*What is required:* Repeat the entries that follow verbatim, without any of their pictures.

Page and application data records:
━━━━━━━━━━━━━━━━━━━━

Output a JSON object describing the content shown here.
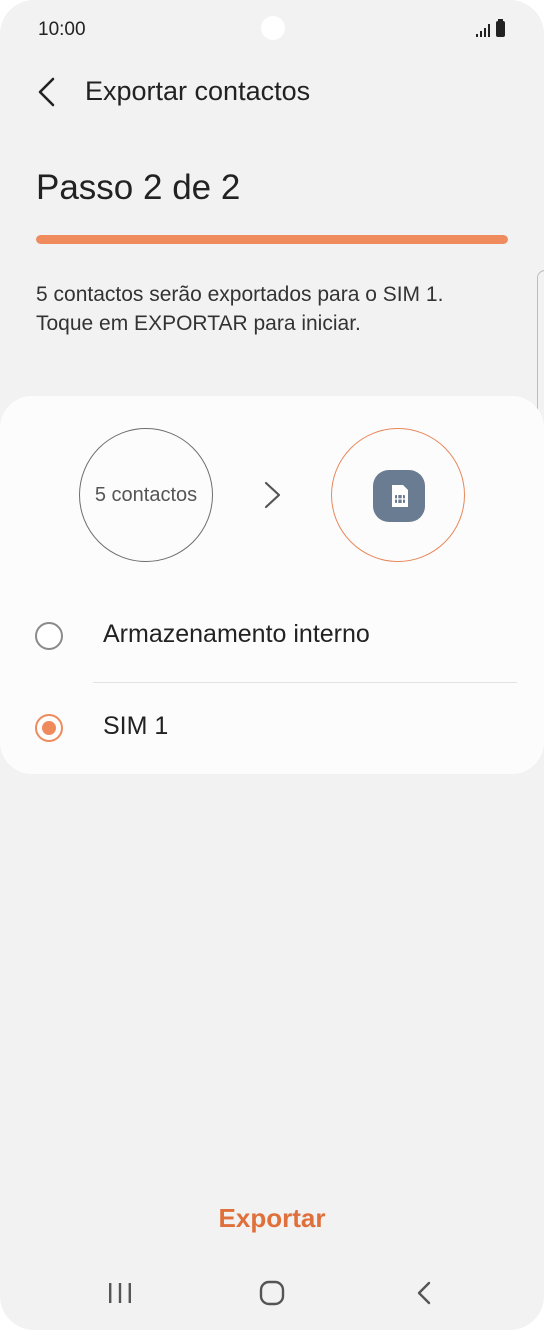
{
  "status_bar": {
    "time": "10:00"
  },
  "app_bar": {
    "title": "Exportar contactos",
    "back_icon": "back-arrow-icon"
  },
  "step": {
    "title": "Passo 2 de 2",
    "progress": 1.0
  },
  "description": {
    "line1": "5 contactos serão exportados para o SIM 1.",
    "line2": "Toque em EXPORTAR para iniciar."
  },
  "transfer": {
    "source_label": "5 contactos",
    "arrow_icon": "chevron-right-icon",
    "target_icon": "sim-card-icon"
  },
  "options": [
    {
      "label": "Armazenamento interno",
      "selected": false
    },
    {
      "label": "SIM 1",
      "selected": true
    }
  ],
  "actions": {
    "export_label": "Exportar"
  },
  "colors": {
    "accent": "#f08b5d",
    "export_text": "#e0703b",
    "sim_badge": "#6a7c92",
    "background": "#f2f2f2"
  },
  "nav_icons": [
    "recent-apps-icon",
    "home-icon",
    "back-icon"
  ]
}
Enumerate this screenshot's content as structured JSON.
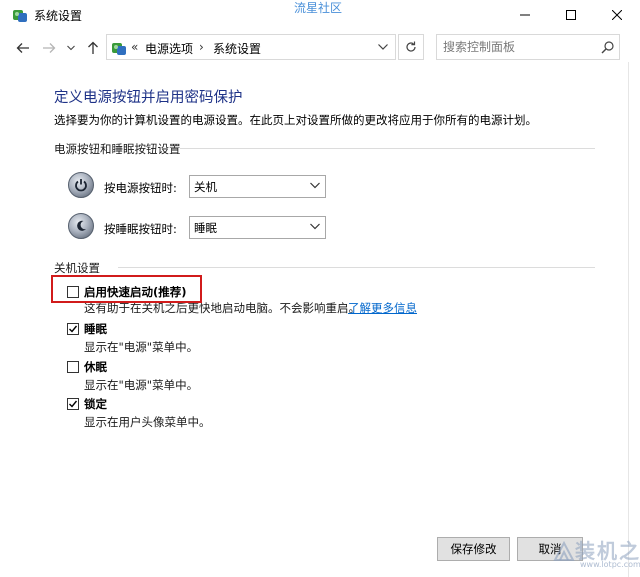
{
  "window": {
    "title": "系统设置",
    "watermark_top": "流星社区"
  },
  "address": {
    "overflow": "«",
    "crumbs": [
      "电源选项",
      "系统设置"
    ],
    "separator": "›"
  },
  "search": {
    "placeholder": "搜索控制面板"
  },
  "content": {
    "title": "定义电源按钮并启用密码保护",
    "description": "选择要为你的计算机设置的电源设置。在此页上对设置所做的更改将应用于你所有的电源计划。",
    "power_section": "电源按钮和睡眠按钮设置",
    "power_button_label": "按电源按钮时:",
    "power_button_value": "关机",
    "sleep_button_label": "按睡眠按钮时:",
    "sleep_button_value": "睡眠",
    "shutdown_section": "关机设置",
    "options": [
      {
        "label": "启用快速启动(推荐)",
        "desc": "这有助于在关机之后更快地启动电脑。不会影响重启。",
        "checked": false
      },
      {
        "label": "睡眠",
        "desc": "显示在\"电源\"菜单中。",
        "checked": true
      },
      {
        "label": "休眠",
        "desc": "显示在\"电源\"菜单中。",
        "checked": false
      },
      {
        "label": "锁定",
        "desc": "显示在用户头像菜单中。",
        "checked": true
      }
    ],
    "learn_more": "了解更多信息"
  },
  "buttons": {
    "save": "保存修改",
    "cancel": "取消"
  },
  "watermark_bottom": {
    "text": "装机之家",
    "url": "www.lotpc.com"
  },
  "colors": {
    "title_blue": "#1e3287",
    "link": "#0066cc",
    "highlight": "#d11b1b"
  }
}
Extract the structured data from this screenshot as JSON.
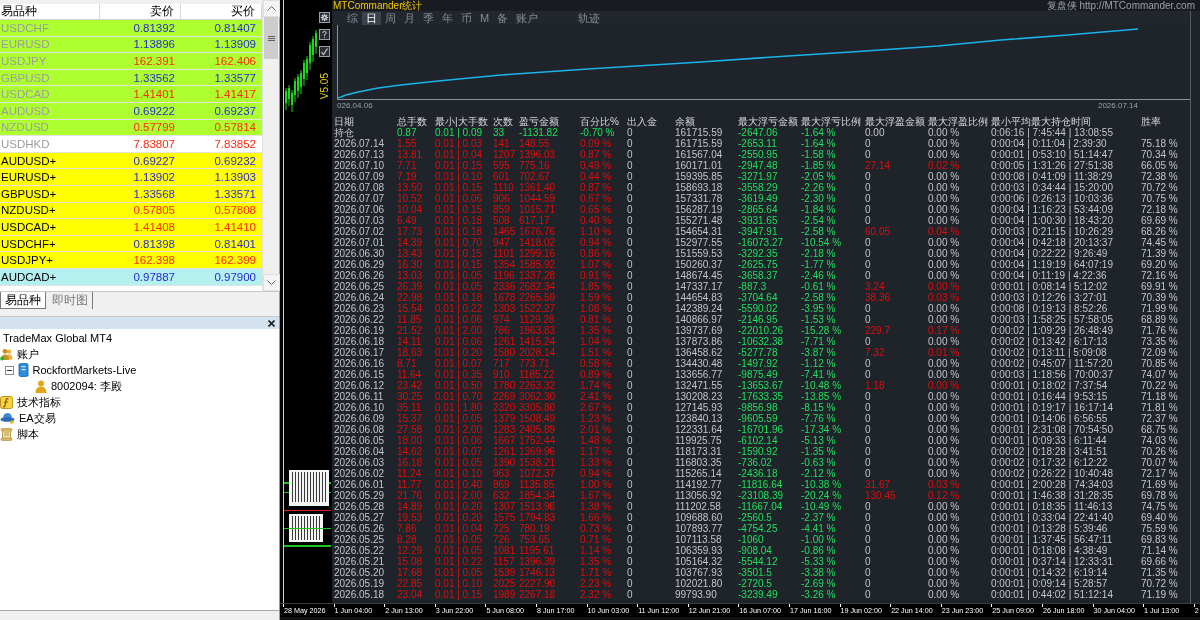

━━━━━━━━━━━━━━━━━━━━

*Response:*
Output a JSON object describing the content shown here.
{
  "status_bar": {
    "time": "10:00"
  },
  "app_bar": {
    "title": "Exportar contactos",
    "back_icon": "back-arrow-icon"
  },
  "step": {
    "title": "Passo 2 de 2",
    "progress": 1.0
  },
  "description": {
    "line1": "5 contactos serão exportados para o SIM 1.",
    "line2": "Toque em EXPORTAR para iniciar."
  },
  "transfer": {
    "source_label": "5 contactos",
    "arrow_icon": "chevron-right-icon",
    "target_icon": "sim-card-icon"
  },
  "options": [
    {
      "label": "Armazenamento interno",
      "selected": false
    },
    {
      "label": "SIM 1",
      "selected": true
    }
  ],
  "actions": {
    "export_label": "Exportar"
  },
  "colors": {
    "accent": "#f08b5d",
    "export_text": "#e0703b",
    "sim_badge": "#6a7c92",
    "background": "#f2f2f2"
  },
  "nav_icons": [
    "recent-apps-icon",
    "home-icon",
    "back-icon"
  ]
}
Enumerate this screenshot's content as structured JSON.
{
  "window": {
    "title": "系统设置",
    "watermark_top": "流星社区"
  },
  "address": {
    "overflow": "«",
    "crumbs": [
      "电源选项",
      "系统设置"
    ],
    "separator": "›"
  },
  "search": {
    "placeholder": "搜索控制面板"
  },
  "content": {
    "title": "定义电源按钮并启用密码保护",
    "description": "选择要为你的计算机设置的电源设置。在此页上对设置所做的更改将应用于你所有的电源计划。",
    "power_section": "电源按钮和睡眠按钮设置",
    "power_button_label": "按电源按钮时:",
    "power_button_value": "关机",
    "sleep_button_label": "按睡眠按钮时:",
    "sleep_button_value": "睡眠",
    "shutdown_section": "关机设置",
    "options": [
      {
        "label": "启用快速启动(推荐)",
        "desc": "这有助于在关机之后更快地启动电脑。不会影响重启。",
        "checked": false
      },
      {
        "label": "睡眠",
        "desc": "显示在\"电源\"菜单中。",
        "checked": true
      },
      {
        "label": "休眠",
        "desc": "显示在\"电源\"菜单中。",
        "checked": false
      },
      {
        "label": "锁定",
        "desc": "显示在用户头像菜单中。",
        "checked": true
      }
    ],
    "learn_more": "了解更多信息"
  },
  "buttons": {
    "save": "保存修改",
    "cancel": "取消"
  },
  "watermark_bottom": {
    "text": "装机之家",
    "url": "www.lotpc.com"
  },
  "colors": {
    "title_blue": "#1e3287",
    "link": "#0066cc",
    "highlight": "#d11b1b"
  }
}
Extract the structured data from this screenshot as JSON.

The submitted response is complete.